It has announced a new savings target, identified administrative functions that are set to be moved to Poland, and delayed construction of a new head office in Randers until further notice.
The plans for a new joint head office for Danish Crown and Tulip Food Company were announced a year ago. The idea was to transform the former sausage factory in Randers into a modern office building with 23,000sq m of floor space, but these plans are now being put on hold. Danish Crown is also transferring 50 jobs from Randers to Krakow in Poland, with a view to “standardising, and automating a number of administrative functions in a new Global Business Services centre”.
It has also revised its cost reduction targets for procurement (excluding raw materials) from DKK500m to DKK650m by 2020/21.
The measures are an extension of Danish Crown’s 4WD strategy, introduced two years ago.

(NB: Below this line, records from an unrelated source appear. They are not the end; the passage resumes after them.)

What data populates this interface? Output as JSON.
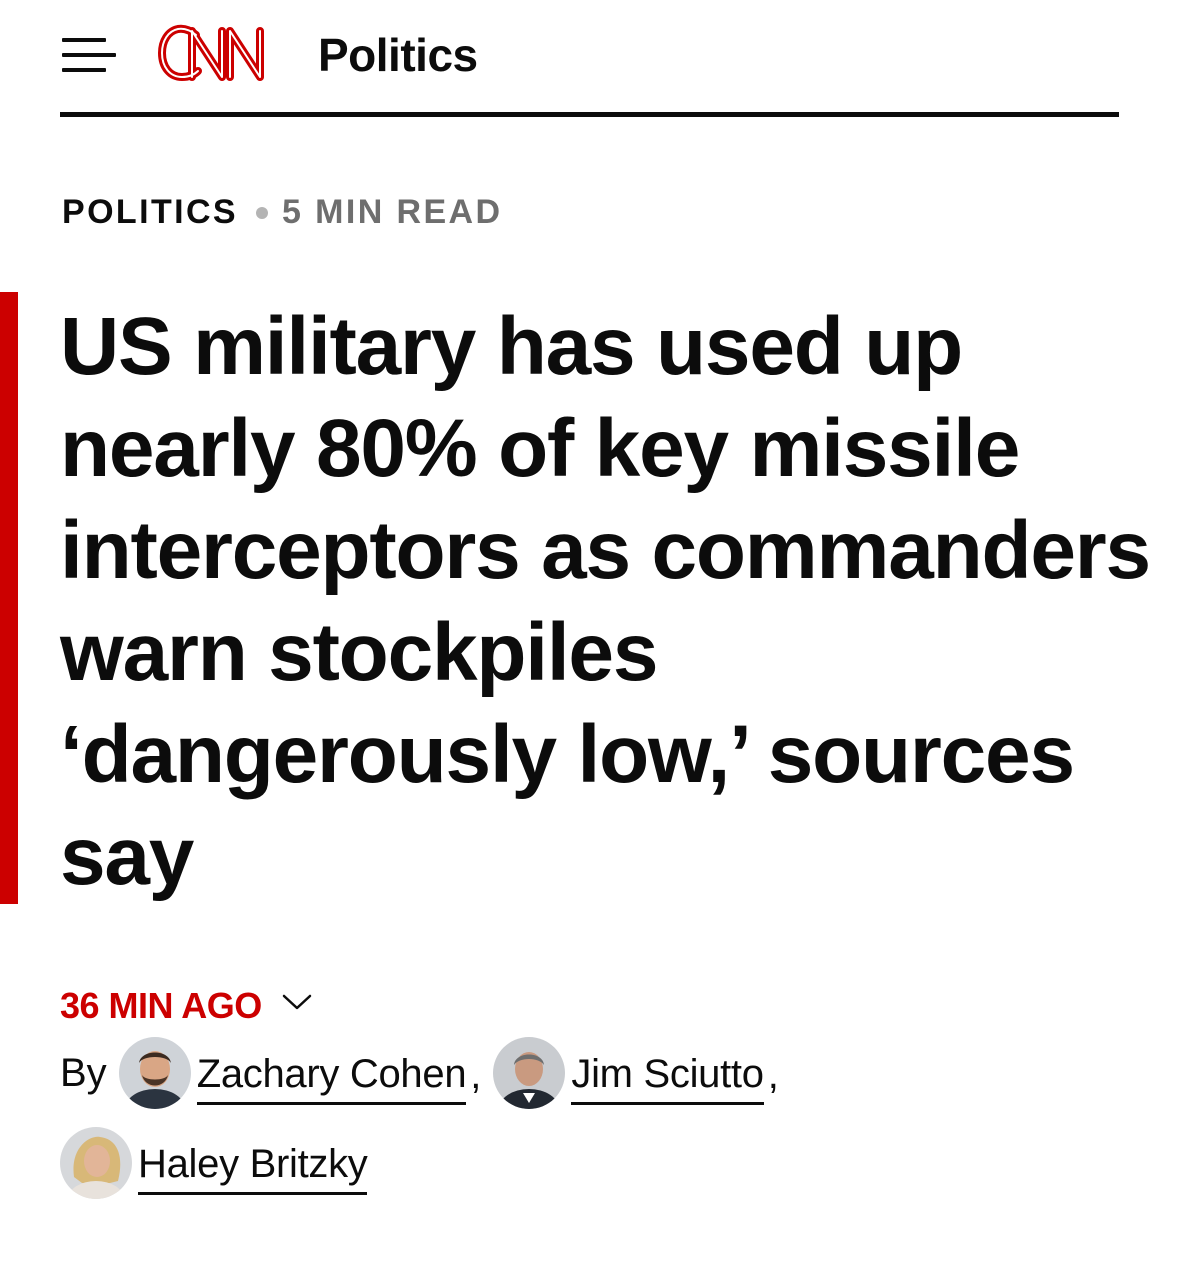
{
  "header": {
    "menu_icon": "hamburger-menu-icon",
    "logo_text": "CNN",
    "section_title": "Politics",
    "brand_color": "#cc0000"
  },
  "meta": {
    "kicker": "POLITICS",
    "read_time": "5 MIN READ"
  },
  "headline": "US military has used up nearly 80% of key missile interceptors as commanders warn stockpiles ‘dangerously low,’ sources say",
  "timestamp": {
    "label": "36 MIN AGO",
    "chevron_icon": "chevron-down-icon"
  },
  "byline": {
    "prefix": "By",
    "authors": [
      {
        "name": "Zachary Cohen",
        "separator": ","
      },
      {
        "name": "Jim Sciutto",
        "separator": ","
      },
      {
        "name": "Haley Britzky",
        "separator": ""
      }
    ]
  }
}
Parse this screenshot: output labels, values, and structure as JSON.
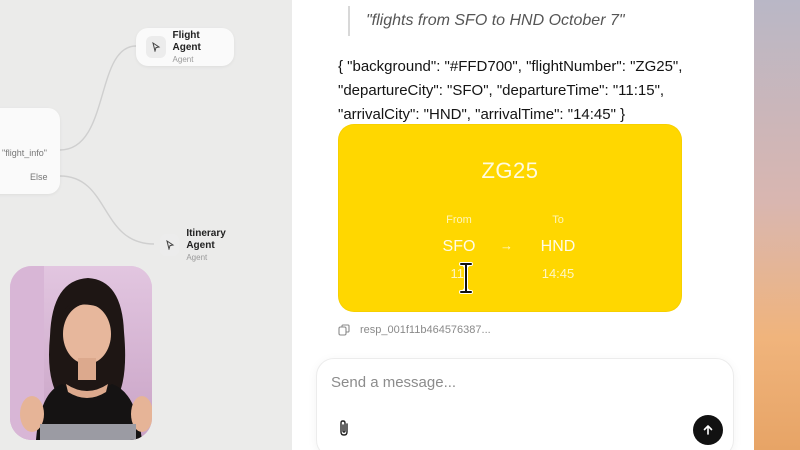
{
  "workflow": {
    "branch_condition": "\"flight_info\"",
    "branch_else": "Else",
    "flight_agent": {
      "title": "Flight Agent",
      "subtitle": "Agent"
    },
    "itinerary_agent": {
      "title": "Itinerary Agent",
      "subtitle": "Agent"
    }
  },
  "chat": {
    "user_quote": "\"flights from SFO to HND October 7\"",
    "json_lines": [
      "{ \"background\": \"#FFD700\", \"flightNumber\": \"ZG25\",",
      "\"departureCity\": \"SFO\", \"departureTime\": \"11:15\",",
      "\"arrivalCity\": \"HND\", \"arrivalTime\": \"14:45\" }"
    ],
    "card": {
      "background": "#FFD700",
      "flight_number": "ZG25",
      "from_label": "From",
      "to_label": "To",
      "departure_city": "SFO",
      "arrival_city": "HND",
      "departure_time": "11:",
      "arrival_time": "14:45",
      "arrow": "→"
    },
    "response_id": "resp_001f11b464576387...",
    "composer": {
      "placeholder": "Send a message..."
    }
  },
  "icons": {
    "agent_node": "cursor-arrow-icon",
    "copy": "copy-icon",
    "attach": "paperclip-icon",
    "send": "arrow-up-icon",
    "text_cursor": "i-beam-cursor-icon"
  },
  "colors": {
    "accent": "#FFD700",
    "send_button": "#111111"
  }
}
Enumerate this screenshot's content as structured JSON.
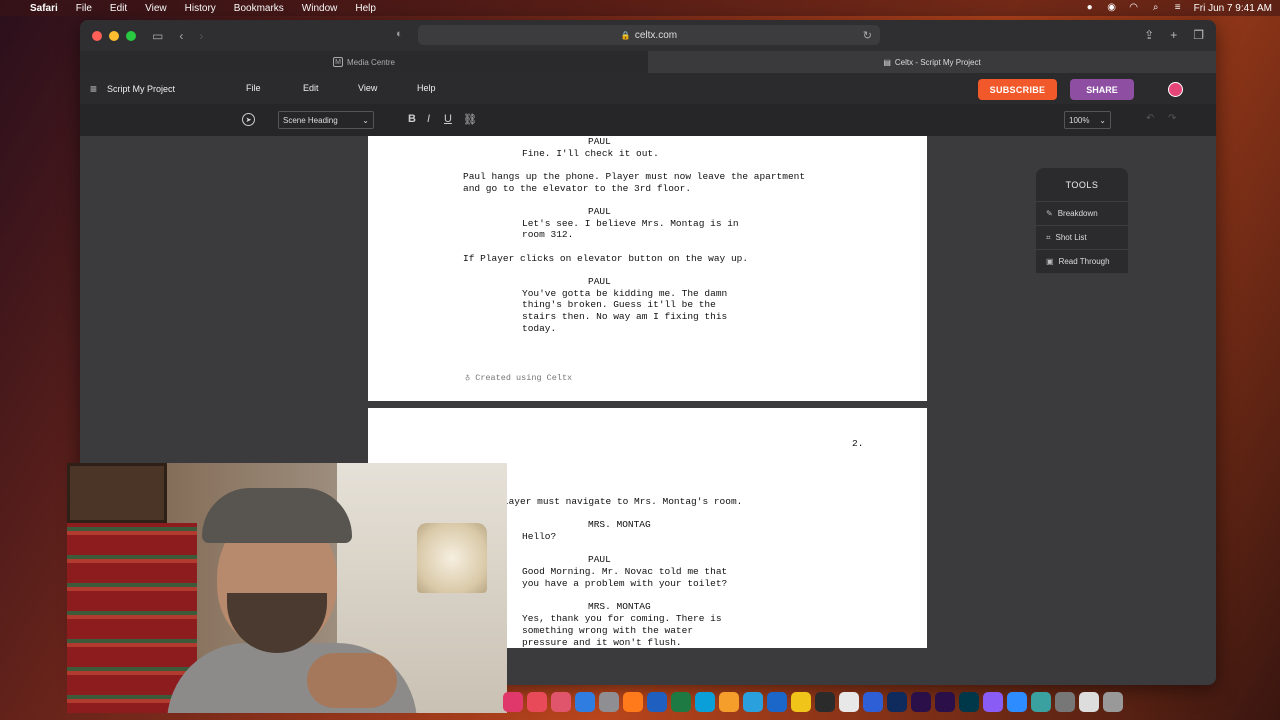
{
  "menubar": {
    "app": "Safari",
    "items": [
      "File",
      "Edit",
      "View",
      "History",
      "Bookmarks",
      "Window",
      "Help"
    ],
    "clock": "Fri Jun 7  9:41 AM"
  },
  "browser": {
    "url": "celtx.com",
    "tabs": [
      {
        "label": "Media Centre",
        "icon": "M"
      },
      {
        "label": "Celtx - Script My Project",
        "icon": "celtx-icon"
      }
    ]
  },
  "app": {
    "project": "Script My Project",
    "menus": [
      "File",
      "Edit",
      "View",
      "Help"
    ],
    "subscribe": "SUBSCRIBE",
    "share": "SHARE",
    "colors": {
      "subscribe": "#f1592a",
      "share": "#8e4fa3",
      "avatar": "#e6457a"
    }
  },
  "toolbar": {
    "element_type": "Scene Heading",
    "bold": "B",
    "italic": "I",
    "underline": "U",
    "zoom": "100%"
  },
  "page1": {
    "lines": [
      "PAUL",
      "Fine. I'll check it out.",
      "Paul hangs up the phone. Player must now leave the apartment",
      "and go to the elevator to the 3rd floor.",
      "PAUL",
      "Let's see. I believe Mrs. Montag is in",
      "room 312.",
      "If Player clicks on elevator button on the way up.",
      "PAUL",
      "You've gotta be kidding me. The damn",
      "thing's broken. Guess it'll be the",
      "stairs then. No way am I fixing this",
      "today."
    ],
    "footer": "Created using Celtx"
  },
  "page2": {
    "page_number": "2.",
    "lines": [
      "floor player must navigate to Mrs. Montag's room.",
      "MRS. MONTAG",
      "Hello?",
      "PAUL",
      "Good Morning. Mr. Novac told me that",
      "you have a problem with your toilet?",
      "MRS. MONTAG",
      "Yes, thank you for coming. There is",
      "something wrong with the water",
      "pressure and it won't flush."
    ]
  },
  "tools": {
    "title": "TOOLS",
    "items": [
      "Breakdown",
      "Shot List",
      "Read Through"
    ]
  }
}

Group CEO Jais Valeur said: “We continuously review our strategy and, in three specific areas, we have decided to strengthen our efforts as we believe this will benefit the group in both the short- and the long term. However, these are not easy decisions to make as it means saying goodbye to a number of employees in different parts of the organisation. At the same time, we are postponing the construction of our new head office, which will no doubt be a disappointment for our employees in Randers.
“The situation is that the difference between the cost of producing a pig and the price at which it can be sold is being pressured by the low pig prices. As a result, we do not feel that this is the right time to go ahead with this project. Having Danish Crown and Tulip Food Company move in together still makes a lot of sense, but it will not happen at the beginning of 2020 as originally planned.”
Group CFO Preben Sunke explained the new target and the shift to Poland. “We have established a new procurement organisation, and our specialists have identified significantly higher potential savings than were originally estimated in our strategy process. These are not savings which we can realise overnight, but the process has confirmed that we were right to invest in new procurement expertise, and this is the reason why we are raising our target.
“This will bring benefits in relation to serving our customers as well as delivering specific savings. However, it is a complicated operation, and it is therefore important for us that the project is rolled out at a pace which is not going to adversely affect our business. The whole process is therefore expected to take two to three years.”